Olbermann has been a strong voice in favor of a free and open Internet. Republicans, on the other hand, have supported the telecommunication industry’s push to radically change the Internet so corporate content producers have the upper hand over start-ups like blogs, independent media, small businesses, etc. As Reuters has reported, the incoming Republican Congress has signaled that it will vigorously side with companies like Comcast against an open Internet.
It is not clear why MSNBC has selectively suspended Olbermann indefinitely without pay — but the move showcases the limits of the corporate media. While modern technology has created a seeming multitude of entertainment and television choices, the reality of corporate media consolidation has resulted in fewer investigative news options and less voices in the media with a critical perspective on powerful business interests. Olbermann has stood out as a voice for working people in a media universe dominated by “reality television” and business lobbyists posing as political pundits. It is unfortunate that Comcast and MSNBC have chosen to suspend him. [Update: Comcast has no formal control over MSNBC yet, but will once the merger is complete in the coming months.]
Earlier this year, the New York Times reported that Comcast CEO Brian Roberts tacitly acknowledged that he would be open to interfering with the editorial content of MSNBC shows and with hosts like Keith Olbermann:
Comcast is in line to acquire control of NBC Universal, once regulators sign off on the $30 billion deal. Mr. Chernin asked Mr. Roberts how he planned to handle daily editorial control of such an immense news operation. “Are you saying that you’ll never interfere?” he asked. Mr. Roberts blanched slightly at the question, which included a hypothetical situation that had Keith Olbermann, an MSNBC host, attacking a couple of Republican congressmen just as the approvals were being finished. “Let’s have that conversation in six months or 12 months,” Mr. Roberts said.
,Media Matter’s Eric Hananoki notes that MSNBC host Joe Scarborough gave a local Alabama Republican candidate $5,000 as recently as this year, and CNBC host Larry Kudlow donated $1,000 to Republican Chris Shays in May of 2009. Indeed, Kudlow also serves on the Leadership Council to the Club for Growth, a group that has donated over $2 million to Republican candidates this year. Do NBC ethics rules apply to Scarborough, Pat Buchanan, Kudlow, or other conservatives working for the media company?
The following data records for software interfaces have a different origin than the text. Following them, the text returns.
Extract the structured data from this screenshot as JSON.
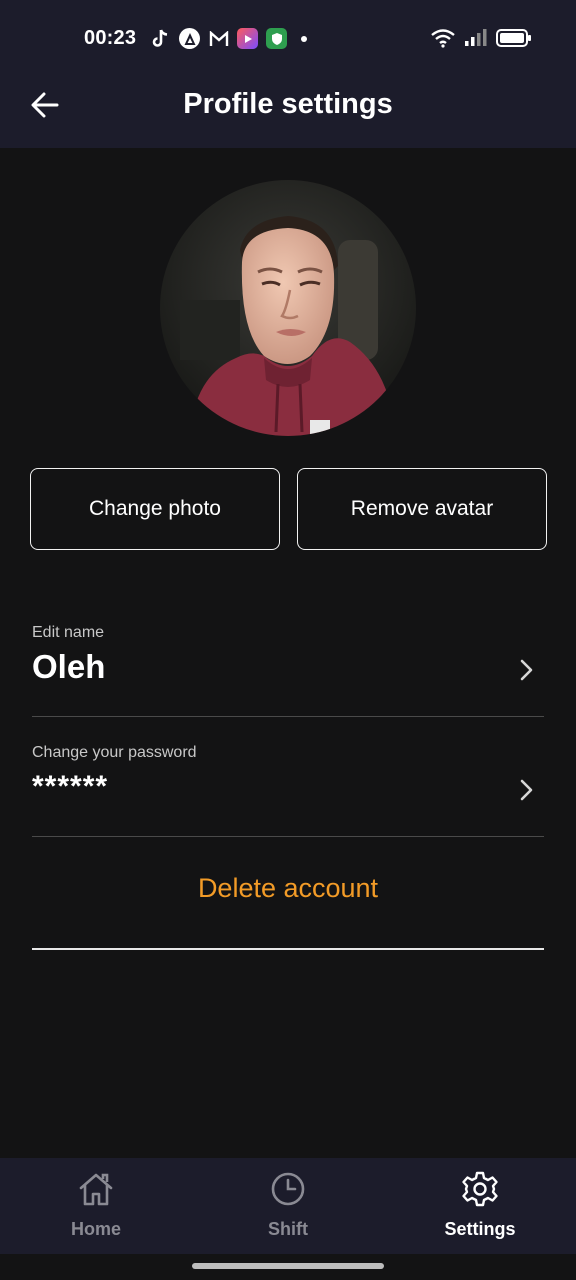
{
  "status_bar": {
    "time": "00:23",
    "notification_icons": [
      "tiktok-icon",
      "vpn-icon",
      "gmail-icon",
      "app-icon",
      "shield-icon"
    ],
    "battery_icon": "battery-icon"
  },
  "app_bar": {
    "title": "Profile settings",
    "back_icon": "arrow-left-icon"
  },
  "profile": {
    "change_photo_label": "Change photo",
    "remove_avatar_label": "Remove avatar",
    "name_label": "Edit name",
    "name_value": "Oleh",
    "password_label": "Change your password",
    "password_value": "******",
    "delete_label": "Delete account"
  },
  "bottom_nav": {
    "items": [
      {
        "label": "Home",
        "icon": "home-icon",
        "active": false
      },
      {
        "label": "Shift",
        "icon": "clock-icon",
        "active": false
      },
      {
        "label": "Settings",
        "icon": "gear-icon",
        "active": true
      }
    ]
  },
  "colors": {
    "background": "#131314",
    "bar": "#1c1c2b",
    "accent": "#f29b27",
    "inactive": "#8a8a93"
  }
}
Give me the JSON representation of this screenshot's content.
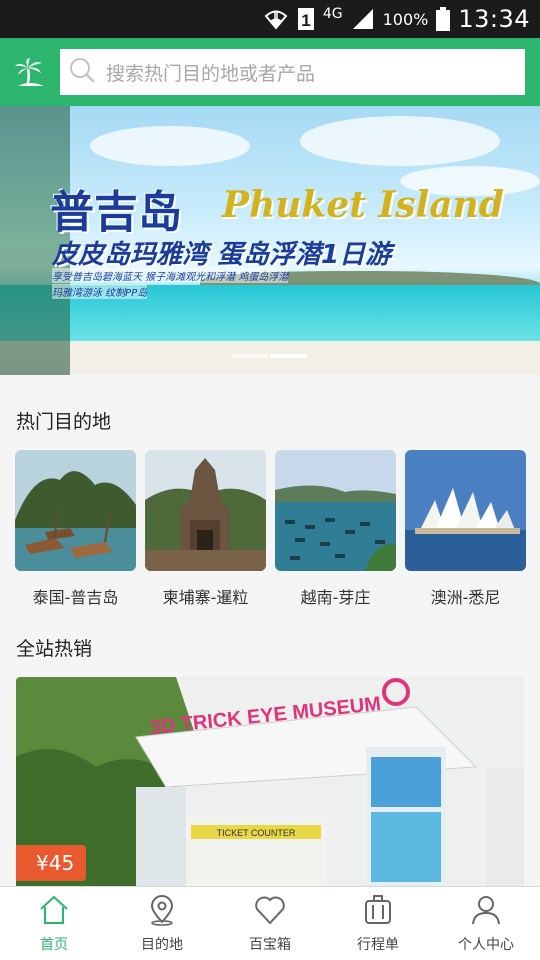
{
  "status_bar": {
    "network": "4G",
    "battery": "100%",
    "time": "13:34",
    "sim": "1"
  },
  "header": {
    "logo_icon": "palm-tree-icon",
    "search_placeholder": "搜索热门目的地或者产品"
  },
  "banner": {
    "title_cn": "普吉岛",
    "title_en": "Phuket Island",
    "subtitle": "皮皮岛玛雅湾  蛋岛浮潜1日游",
    "line1": "享受普吉岛碧海蓝天  猴子海滩观光和浮潜  鸡蛋岛浮潜",
    "line2": "玛雅湾游泳  纹制PP岛",
    "slide_count": 2,
    "active_slide": 2
  },
  "hot_destinations": {
    "title": "热门目的地",
    "items": [
      {
        "label": "泰国-普吉岛",
        "icon": "thailand-phuket-photo"
      },
      {
        "label": "柬埔寨-暹粒",
        "icon": "cambodia-siemreap-photo"
      },
      {
        "label": "越南-芽庄",
        "icon": "vietnam-nhatrang-photo"
      },
      {
        "label": "澳洲-悉尼",
        "icon": "australia-sydney-photo"
      }
    ]
  },
  "hot_sales": {
    "title": "全站热销",
    "card": {
      "sign_text": "3D TRICK EYE MUSEUM",
      "counter_text": "TICKET COUNTER",
      "price": "¥45"
    }
  },
  "tabbar": {
    "items": [
      {
        "label": "首页",
        "icon": "home-icon",
        "active": true
      },
      {
        "label": "目的地",
        "icon": "location-pin-icon",
        "active": false
      },
      {
        "label": "百宝箱",
        "icon": "heart-icon",
        "active": false
      },
      {
        "label": "行程单",
        "icon": "luggage-icon",
        "active": false
      },
      {
        "label": "个人中心",
        "icon": "user-icon",
        "active": false
      }
    ]
  },
  "colors": {
    "brand_green": "#2bb56d",
    "price_orange": "#e8592f",
    "status_bar": "#1b1b1b"
  }
}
As Greg Sargent reported, a close reading of the NBC ethics rules suggest that the political donation standards do not even apply to opinionated hosts like Olbermann.